Sharia FinTech platforms continue to provide common services like crowdfunding and peer-to-peer lending, with some differences: borrowers share investment profits and losses with their lenders; money is only invested in Halal projects, and investors are encouraged to help low-income groups.

Another aspect of Islamic finance is paying zakat, or donations, to charitable causes. Currently, there are digital platforms in the country that allow people to donate their zakat digitally. One of them partnered with the Indonesian Mosque Council to allow digital donations across 800,000 mosques.

The demand for Sharia FinTech firms is booming across Southeast Asia, according to reports. The majority of Indonesia’s 270 million population is Muslim, this makes the country a viable opportunity for firms in the Sharia FinTech space.
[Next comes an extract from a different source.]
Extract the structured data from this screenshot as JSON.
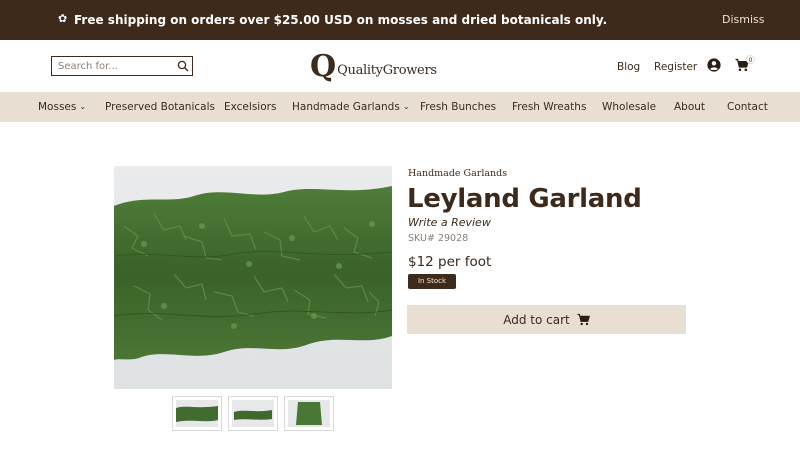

The Sharia Fintech sector is expected to grow rapidly this year. One of the reasons for this is the increasing number of new players who are currently processing permits from the OJK. There are dozens of fintech lining up to get OJK permits. Some of them are sharia fintech. This is an opportunity to work on because the level of the sharia economy in Indonesia is still low. The presence of new regulations currently being discussed by the regulator is also a prospect for improvement.

Until the end of 2020, the value of Islamic fintech loans reached IDR 1.7 trillion, up from the previous year’s realisation of IDR 1 trillion. At that time, there were 10 registered and licensed Sharia Fintech platforms.

Send this to a friend